- [REQUIRED ACTION]
Among the entries below, how many lines hold "price"? Reply with the number only.

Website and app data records
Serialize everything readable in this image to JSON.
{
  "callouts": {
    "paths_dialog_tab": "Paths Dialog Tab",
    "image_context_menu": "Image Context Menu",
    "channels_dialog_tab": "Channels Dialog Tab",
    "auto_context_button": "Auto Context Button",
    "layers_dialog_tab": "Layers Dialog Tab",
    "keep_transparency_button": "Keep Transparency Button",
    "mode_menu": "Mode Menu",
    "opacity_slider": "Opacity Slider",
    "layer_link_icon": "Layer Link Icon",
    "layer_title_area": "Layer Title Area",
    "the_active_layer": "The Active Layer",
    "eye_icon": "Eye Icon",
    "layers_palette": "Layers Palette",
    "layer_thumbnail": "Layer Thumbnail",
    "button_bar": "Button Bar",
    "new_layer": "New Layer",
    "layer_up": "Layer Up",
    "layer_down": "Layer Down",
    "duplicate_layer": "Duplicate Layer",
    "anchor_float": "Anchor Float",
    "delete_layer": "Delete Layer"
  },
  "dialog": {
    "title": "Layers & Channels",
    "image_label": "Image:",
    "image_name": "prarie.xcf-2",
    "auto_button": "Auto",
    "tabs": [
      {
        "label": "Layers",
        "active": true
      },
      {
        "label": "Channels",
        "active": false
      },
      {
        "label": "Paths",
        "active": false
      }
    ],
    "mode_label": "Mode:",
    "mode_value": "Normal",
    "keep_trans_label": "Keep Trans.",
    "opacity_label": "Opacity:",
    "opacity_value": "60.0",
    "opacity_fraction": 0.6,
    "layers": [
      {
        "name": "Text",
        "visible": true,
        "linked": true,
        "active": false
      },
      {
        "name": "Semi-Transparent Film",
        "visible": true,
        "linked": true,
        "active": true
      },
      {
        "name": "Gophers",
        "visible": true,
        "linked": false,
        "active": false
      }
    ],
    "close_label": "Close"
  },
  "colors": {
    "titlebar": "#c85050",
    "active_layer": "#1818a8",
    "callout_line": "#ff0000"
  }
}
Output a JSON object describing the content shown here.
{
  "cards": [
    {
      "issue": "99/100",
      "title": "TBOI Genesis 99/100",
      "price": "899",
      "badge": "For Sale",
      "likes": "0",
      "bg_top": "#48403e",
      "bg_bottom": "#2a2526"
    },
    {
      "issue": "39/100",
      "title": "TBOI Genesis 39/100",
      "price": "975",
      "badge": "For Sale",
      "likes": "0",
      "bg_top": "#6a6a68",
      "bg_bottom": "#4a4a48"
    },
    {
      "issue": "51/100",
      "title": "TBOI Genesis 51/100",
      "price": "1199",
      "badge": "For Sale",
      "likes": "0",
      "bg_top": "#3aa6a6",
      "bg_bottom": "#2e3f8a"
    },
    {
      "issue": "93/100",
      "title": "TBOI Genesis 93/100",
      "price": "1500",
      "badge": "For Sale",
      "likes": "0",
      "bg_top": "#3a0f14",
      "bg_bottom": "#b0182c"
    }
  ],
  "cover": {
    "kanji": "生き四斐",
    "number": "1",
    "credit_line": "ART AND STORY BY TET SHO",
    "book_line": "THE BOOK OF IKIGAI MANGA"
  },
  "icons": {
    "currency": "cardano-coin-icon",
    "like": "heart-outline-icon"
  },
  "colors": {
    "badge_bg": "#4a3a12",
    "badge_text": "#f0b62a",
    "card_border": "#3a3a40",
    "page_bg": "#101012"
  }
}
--
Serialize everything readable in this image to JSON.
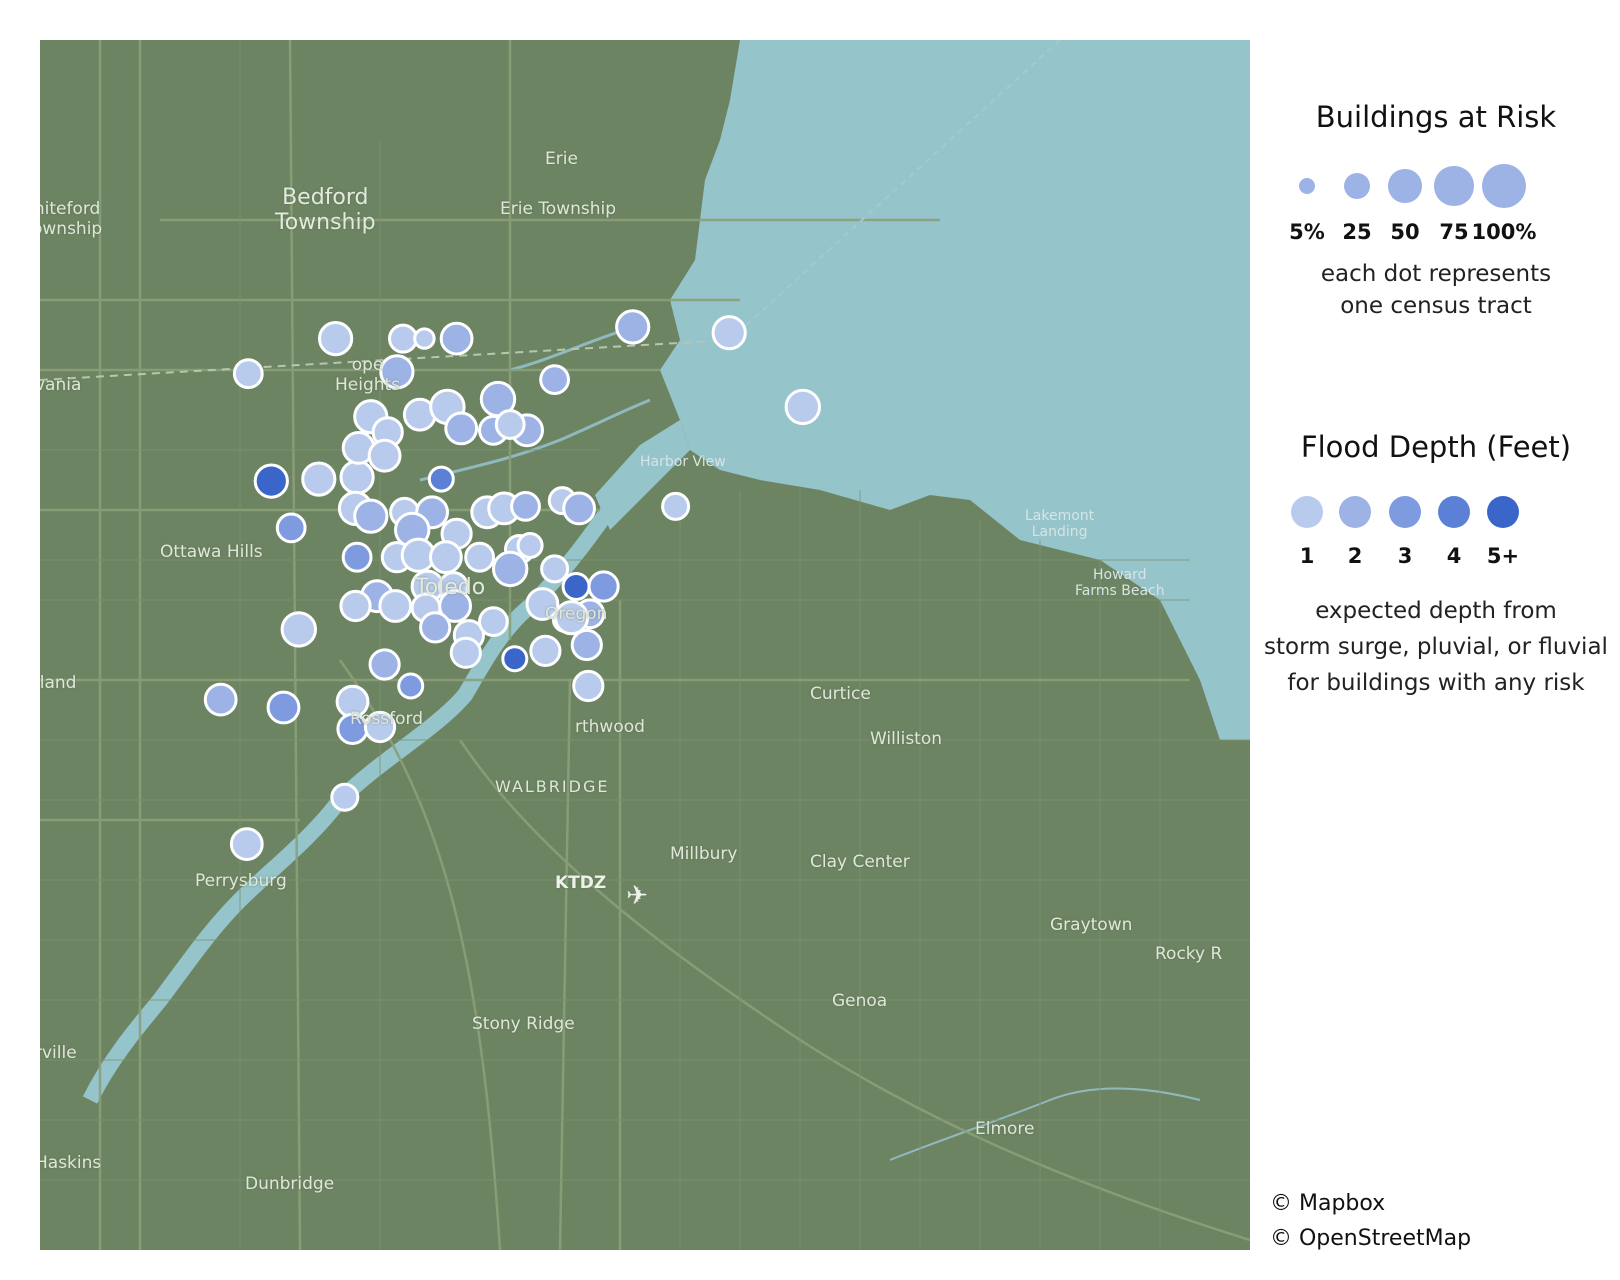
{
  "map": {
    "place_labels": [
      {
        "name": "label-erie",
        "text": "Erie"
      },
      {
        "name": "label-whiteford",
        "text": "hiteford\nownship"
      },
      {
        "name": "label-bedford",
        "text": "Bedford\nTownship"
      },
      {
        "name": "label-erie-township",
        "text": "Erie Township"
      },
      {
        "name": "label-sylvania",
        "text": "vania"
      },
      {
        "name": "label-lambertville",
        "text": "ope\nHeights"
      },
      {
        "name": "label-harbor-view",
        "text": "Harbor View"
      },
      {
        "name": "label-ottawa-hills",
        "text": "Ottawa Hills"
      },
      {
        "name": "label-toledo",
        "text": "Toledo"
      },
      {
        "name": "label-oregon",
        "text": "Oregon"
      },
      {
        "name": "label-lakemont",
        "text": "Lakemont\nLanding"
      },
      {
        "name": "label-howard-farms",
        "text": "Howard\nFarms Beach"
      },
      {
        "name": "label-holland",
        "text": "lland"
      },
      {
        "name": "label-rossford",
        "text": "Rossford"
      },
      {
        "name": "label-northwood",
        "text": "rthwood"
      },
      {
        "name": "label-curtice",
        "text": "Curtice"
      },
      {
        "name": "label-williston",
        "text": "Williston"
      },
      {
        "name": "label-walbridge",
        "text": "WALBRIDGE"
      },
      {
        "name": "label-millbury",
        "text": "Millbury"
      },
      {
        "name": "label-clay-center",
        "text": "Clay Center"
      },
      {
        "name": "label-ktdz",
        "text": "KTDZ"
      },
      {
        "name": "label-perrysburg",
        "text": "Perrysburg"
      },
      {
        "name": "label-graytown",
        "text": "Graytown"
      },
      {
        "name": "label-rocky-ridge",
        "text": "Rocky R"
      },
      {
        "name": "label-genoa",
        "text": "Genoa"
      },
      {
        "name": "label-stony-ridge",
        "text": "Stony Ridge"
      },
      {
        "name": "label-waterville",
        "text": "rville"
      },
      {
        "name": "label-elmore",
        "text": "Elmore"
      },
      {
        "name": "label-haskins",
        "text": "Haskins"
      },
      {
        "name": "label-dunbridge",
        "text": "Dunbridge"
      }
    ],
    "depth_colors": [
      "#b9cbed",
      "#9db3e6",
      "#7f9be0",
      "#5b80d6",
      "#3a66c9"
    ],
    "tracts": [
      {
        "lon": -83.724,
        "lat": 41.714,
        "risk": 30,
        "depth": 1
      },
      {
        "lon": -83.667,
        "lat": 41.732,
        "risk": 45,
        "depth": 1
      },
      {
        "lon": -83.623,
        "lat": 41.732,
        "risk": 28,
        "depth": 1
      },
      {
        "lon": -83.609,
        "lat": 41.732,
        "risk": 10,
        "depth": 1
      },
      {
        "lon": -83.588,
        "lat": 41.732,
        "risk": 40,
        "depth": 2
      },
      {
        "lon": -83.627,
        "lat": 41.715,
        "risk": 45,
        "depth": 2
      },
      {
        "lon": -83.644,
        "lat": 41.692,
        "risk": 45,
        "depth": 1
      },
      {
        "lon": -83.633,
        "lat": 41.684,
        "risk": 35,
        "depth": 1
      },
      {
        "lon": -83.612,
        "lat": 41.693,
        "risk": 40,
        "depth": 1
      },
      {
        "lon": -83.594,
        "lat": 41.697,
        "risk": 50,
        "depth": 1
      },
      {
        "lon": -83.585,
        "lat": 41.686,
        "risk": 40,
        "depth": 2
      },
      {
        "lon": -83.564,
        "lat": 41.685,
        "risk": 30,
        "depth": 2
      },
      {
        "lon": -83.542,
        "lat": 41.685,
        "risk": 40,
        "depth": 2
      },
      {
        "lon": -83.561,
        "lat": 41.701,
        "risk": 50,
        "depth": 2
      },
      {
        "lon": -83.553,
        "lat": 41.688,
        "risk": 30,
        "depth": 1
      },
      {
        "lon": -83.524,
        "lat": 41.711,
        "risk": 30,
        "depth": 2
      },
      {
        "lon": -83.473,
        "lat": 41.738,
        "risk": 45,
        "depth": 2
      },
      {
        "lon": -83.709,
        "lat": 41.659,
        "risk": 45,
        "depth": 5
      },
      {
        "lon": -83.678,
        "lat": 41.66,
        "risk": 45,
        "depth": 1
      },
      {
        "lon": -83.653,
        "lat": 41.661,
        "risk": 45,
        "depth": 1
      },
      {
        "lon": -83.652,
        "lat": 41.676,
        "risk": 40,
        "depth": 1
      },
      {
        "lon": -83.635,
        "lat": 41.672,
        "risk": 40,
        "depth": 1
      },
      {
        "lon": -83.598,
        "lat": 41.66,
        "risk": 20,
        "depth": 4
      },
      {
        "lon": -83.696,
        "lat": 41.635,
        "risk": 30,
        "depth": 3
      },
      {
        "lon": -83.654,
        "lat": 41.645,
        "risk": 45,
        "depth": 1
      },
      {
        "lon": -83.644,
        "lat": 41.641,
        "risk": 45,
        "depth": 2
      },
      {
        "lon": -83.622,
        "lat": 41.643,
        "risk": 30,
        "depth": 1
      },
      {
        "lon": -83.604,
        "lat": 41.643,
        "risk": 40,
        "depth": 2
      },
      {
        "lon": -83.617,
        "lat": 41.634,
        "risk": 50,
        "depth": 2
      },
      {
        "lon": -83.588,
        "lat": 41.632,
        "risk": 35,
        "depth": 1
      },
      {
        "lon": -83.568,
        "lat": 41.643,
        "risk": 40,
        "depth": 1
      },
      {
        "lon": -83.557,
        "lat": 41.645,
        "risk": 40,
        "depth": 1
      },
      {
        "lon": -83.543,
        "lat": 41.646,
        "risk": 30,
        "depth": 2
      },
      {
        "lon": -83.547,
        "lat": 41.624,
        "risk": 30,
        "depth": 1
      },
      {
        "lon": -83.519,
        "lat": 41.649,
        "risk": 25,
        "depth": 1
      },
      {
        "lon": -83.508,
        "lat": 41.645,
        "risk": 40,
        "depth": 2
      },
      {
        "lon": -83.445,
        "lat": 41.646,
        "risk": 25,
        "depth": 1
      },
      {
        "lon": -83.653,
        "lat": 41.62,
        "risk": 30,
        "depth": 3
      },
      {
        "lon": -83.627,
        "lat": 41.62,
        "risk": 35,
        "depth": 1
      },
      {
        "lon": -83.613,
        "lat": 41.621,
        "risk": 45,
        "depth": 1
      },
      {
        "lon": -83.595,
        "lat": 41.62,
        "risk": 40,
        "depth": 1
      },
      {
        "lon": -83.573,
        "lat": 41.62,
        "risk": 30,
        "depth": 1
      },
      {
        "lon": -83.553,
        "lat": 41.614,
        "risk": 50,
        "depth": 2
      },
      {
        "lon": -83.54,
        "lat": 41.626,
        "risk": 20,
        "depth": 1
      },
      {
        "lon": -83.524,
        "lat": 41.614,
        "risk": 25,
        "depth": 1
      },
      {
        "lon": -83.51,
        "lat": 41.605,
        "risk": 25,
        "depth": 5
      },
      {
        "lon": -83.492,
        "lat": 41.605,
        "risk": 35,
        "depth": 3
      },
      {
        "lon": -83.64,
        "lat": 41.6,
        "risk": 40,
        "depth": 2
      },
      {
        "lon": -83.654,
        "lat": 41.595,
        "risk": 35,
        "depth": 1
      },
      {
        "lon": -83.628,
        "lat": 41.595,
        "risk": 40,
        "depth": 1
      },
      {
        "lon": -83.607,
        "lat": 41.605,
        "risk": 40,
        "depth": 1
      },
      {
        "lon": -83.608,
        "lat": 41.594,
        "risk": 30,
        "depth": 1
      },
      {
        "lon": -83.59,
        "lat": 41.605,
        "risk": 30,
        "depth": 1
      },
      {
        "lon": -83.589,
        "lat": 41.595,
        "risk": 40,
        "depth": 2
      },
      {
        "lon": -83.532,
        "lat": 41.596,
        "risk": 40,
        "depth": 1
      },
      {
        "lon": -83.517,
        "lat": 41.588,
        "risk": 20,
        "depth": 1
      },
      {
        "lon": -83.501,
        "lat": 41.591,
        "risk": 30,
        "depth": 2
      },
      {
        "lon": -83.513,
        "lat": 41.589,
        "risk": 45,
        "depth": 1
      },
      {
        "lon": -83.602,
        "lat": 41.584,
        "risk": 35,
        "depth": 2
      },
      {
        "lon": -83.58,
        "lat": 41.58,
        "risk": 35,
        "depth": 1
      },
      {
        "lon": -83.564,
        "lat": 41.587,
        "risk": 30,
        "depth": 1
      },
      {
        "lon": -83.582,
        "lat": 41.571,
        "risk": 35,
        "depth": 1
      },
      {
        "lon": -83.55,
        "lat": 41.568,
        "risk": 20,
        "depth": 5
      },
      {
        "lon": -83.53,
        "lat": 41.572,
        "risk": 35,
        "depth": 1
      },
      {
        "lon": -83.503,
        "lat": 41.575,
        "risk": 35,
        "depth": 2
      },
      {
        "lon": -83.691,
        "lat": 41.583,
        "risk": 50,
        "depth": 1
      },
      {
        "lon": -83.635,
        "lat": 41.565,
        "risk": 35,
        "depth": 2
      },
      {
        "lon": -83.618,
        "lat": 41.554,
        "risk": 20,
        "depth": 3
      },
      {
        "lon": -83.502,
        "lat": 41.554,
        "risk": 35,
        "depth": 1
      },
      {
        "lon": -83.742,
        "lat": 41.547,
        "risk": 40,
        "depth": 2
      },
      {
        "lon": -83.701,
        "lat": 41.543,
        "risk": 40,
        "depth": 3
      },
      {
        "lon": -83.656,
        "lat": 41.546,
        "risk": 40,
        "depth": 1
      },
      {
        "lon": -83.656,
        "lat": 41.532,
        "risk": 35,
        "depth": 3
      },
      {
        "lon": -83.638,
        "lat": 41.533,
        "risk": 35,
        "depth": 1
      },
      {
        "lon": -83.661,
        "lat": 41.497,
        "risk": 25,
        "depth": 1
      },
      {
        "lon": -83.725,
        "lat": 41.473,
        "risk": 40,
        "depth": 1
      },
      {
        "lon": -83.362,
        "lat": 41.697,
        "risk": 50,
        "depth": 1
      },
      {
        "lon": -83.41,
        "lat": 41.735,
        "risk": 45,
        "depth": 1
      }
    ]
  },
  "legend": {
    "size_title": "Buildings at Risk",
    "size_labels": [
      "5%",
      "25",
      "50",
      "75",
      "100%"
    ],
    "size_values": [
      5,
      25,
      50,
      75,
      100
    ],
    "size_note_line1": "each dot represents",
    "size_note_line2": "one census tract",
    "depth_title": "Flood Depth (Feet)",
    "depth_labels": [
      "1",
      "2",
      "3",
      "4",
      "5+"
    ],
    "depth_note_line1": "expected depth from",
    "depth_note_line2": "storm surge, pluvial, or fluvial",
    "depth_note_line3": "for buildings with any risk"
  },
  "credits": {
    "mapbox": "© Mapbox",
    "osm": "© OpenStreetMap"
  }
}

- [OUTPUT]
4